YOUR ASSIGNMENT: Report each line of the entries below that includes "timestamp".

INPUT DATA section start

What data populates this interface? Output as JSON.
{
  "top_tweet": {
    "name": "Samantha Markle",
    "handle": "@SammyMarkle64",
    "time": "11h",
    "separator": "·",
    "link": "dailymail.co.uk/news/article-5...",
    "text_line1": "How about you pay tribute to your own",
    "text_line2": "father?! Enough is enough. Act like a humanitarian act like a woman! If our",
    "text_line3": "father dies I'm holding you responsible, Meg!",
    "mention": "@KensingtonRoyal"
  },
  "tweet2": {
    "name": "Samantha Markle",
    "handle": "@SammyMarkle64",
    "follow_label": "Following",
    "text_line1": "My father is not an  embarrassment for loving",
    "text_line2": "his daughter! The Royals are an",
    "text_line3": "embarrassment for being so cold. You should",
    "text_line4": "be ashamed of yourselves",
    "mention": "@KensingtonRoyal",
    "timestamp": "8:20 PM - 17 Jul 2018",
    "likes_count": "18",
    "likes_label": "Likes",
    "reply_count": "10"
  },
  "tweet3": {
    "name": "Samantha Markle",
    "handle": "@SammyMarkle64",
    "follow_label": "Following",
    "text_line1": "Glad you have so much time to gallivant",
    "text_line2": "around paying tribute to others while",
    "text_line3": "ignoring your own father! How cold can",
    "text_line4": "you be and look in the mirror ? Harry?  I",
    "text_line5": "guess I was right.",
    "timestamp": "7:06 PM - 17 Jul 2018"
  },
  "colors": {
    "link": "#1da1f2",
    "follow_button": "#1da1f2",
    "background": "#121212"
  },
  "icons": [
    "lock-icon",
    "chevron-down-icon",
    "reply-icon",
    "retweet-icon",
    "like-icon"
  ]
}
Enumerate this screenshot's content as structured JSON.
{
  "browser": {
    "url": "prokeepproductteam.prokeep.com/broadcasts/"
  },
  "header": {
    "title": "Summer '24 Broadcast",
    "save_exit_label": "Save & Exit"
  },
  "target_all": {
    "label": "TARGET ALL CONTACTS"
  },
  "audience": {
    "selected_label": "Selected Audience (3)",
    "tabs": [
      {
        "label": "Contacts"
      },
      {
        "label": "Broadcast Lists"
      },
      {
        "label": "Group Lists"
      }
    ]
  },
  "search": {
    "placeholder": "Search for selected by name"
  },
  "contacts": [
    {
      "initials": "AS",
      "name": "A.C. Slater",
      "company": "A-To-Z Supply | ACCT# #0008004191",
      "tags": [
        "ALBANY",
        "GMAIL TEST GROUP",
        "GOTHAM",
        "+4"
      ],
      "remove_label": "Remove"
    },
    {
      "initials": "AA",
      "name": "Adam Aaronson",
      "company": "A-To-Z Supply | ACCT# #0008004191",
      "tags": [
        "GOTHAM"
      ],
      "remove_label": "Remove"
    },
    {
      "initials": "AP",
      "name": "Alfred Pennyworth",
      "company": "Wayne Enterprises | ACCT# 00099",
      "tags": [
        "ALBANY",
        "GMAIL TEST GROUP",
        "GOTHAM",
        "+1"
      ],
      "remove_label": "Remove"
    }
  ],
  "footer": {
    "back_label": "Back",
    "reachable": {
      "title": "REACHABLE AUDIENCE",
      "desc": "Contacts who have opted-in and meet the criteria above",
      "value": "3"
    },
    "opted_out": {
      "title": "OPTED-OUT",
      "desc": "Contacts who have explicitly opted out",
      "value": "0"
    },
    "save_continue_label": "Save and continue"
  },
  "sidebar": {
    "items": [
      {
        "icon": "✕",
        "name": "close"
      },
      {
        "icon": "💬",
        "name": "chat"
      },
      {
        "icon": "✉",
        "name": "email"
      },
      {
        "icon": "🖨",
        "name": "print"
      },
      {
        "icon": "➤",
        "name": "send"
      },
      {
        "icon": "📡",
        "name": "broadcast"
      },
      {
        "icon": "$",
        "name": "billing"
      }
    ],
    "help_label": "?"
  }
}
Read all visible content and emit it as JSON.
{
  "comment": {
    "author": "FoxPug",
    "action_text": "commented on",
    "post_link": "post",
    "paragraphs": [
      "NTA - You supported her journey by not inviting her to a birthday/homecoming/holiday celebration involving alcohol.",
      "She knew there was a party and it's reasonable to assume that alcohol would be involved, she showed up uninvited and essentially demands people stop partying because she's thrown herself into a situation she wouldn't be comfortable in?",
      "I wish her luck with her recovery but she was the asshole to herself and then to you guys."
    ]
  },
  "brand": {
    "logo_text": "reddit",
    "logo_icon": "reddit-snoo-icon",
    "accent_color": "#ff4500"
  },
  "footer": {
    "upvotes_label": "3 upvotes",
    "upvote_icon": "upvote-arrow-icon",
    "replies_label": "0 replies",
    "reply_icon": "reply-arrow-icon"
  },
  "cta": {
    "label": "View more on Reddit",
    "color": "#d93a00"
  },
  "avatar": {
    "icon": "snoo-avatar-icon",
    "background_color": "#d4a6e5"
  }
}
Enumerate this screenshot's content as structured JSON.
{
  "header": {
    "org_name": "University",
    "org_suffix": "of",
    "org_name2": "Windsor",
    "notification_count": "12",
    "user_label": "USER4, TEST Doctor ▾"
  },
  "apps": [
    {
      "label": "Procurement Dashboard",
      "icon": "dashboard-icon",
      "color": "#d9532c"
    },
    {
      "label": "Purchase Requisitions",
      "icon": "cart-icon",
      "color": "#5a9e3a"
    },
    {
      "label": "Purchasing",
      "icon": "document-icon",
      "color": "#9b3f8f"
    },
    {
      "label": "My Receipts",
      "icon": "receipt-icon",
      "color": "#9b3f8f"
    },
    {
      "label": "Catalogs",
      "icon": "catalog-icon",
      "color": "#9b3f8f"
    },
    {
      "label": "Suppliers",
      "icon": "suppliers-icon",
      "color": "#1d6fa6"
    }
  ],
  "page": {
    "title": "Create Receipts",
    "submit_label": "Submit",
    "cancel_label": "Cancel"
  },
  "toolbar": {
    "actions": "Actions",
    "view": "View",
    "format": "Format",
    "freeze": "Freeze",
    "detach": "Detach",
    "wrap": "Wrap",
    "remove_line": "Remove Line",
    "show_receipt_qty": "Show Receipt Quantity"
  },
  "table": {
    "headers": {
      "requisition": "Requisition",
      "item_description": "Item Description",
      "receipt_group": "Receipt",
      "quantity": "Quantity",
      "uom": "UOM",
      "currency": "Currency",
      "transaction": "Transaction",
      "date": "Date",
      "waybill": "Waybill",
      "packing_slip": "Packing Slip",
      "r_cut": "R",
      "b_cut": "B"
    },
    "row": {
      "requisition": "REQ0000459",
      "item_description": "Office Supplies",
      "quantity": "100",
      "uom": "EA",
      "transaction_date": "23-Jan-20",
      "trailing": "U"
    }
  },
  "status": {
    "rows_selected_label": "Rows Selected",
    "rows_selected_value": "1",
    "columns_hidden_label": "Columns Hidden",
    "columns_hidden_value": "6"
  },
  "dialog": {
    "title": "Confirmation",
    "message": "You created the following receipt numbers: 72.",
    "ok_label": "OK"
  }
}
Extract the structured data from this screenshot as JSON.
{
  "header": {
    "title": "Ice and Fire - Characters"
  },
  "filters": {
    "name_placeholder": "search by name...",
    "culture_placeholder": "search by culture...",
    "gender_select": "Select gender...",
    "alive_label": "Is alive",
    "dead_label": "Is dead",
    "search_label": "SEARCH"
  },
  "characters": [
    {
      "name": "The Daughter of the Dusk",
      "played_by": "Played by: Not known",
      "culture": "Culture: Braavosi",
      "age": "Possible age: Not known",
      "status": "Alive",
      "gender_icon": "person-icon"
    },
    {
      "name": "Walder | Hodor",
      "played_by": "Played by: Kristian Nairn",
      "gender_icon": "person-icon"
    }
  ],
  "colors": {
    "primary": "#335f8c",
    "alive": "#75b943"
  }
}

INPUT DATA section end

SOLUTION FOR THIS PROBLEM:
    "timestamp": "8:20 PM - 17 Jul 2018",
    "timestamp": "7:06 PM - 17 Jul 2018"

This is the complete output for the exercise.